Oleg Deripaska CEO and main shareholder of Rusal and Vladimir Potanin, largest shareholder of Norilsk got together with President Dmitry Medvedev as the owners tried to persuade the government they should swap billions of dollars of debt owed to state banks in return for the state taking a minority shareholding in the combined group. Not surprisingly they couldn’t agree on how to value the respective companies, or their debt. The government appears to have less appetite than originally thought for earlier ideas of partial or complete nationalization as a solution for heavily indebted industries’ economic woes. Indeed the government is now moving toward allowing major producers to sink or swim in the current conditions, probably in the belief that even if they go down someone will step in and pick up the pieces to keep the businesses a going concern. Both companies would probably be profitable if not for their massive levels of debt, particularly at Rusal. And the main losers in the event of corporate failure would be foreign (mostly European) banks as we recently covered.

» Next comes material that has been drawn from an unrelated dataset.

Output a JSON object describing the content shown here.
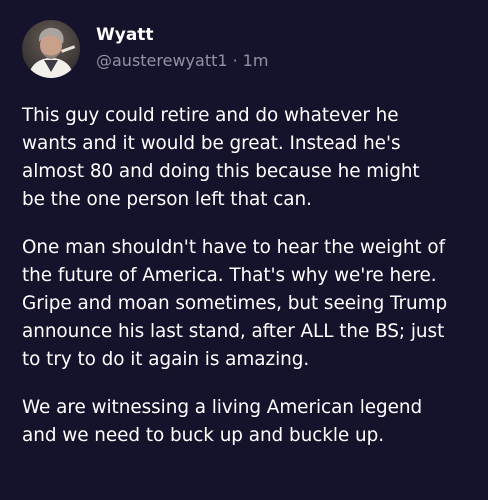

Rusal’s position has been exacerbated because it bought a 25% stake in Norilsk for some $14bn, using debt to finance the purchase. At the time, November 2007, Rusal was riding high on aluminum prices over twice their cost of production. The story today looks somewhat different and reports vary in terms of the cost of production at Rusal’s Siberian smelters so a reliable estimate is not possible. But it is questionable if the company is profitable on an EBITDA basis at current ingot prices. The company is struggling to agree debt deferment and re-scheduling of an estimated $ 17bn owed to its creditors both domestic and foreign. Interest charges are almost certainly pushing them into the red and some estimates put the Fair Enterprise Value (the best that can be done with the murky numbers available) at less than the debt owed. Some believe the deal with the government was potentially the end game for Deripaska. If he couldn’t get Medvedev and more importantly the deputy PM Victor Sechin in charge of the deal to agree to the debt for limited equity swap he may have few other options. With the government playing hardball watch the next move. Kremlin officials are apparently curious to know what has happened to Rusal’s profits during the aluminum boom, Estimates of up to $10bn of proceeds appear to have been drawn by Deripaska since 2001. Murky indeed and probably set to get murkier still.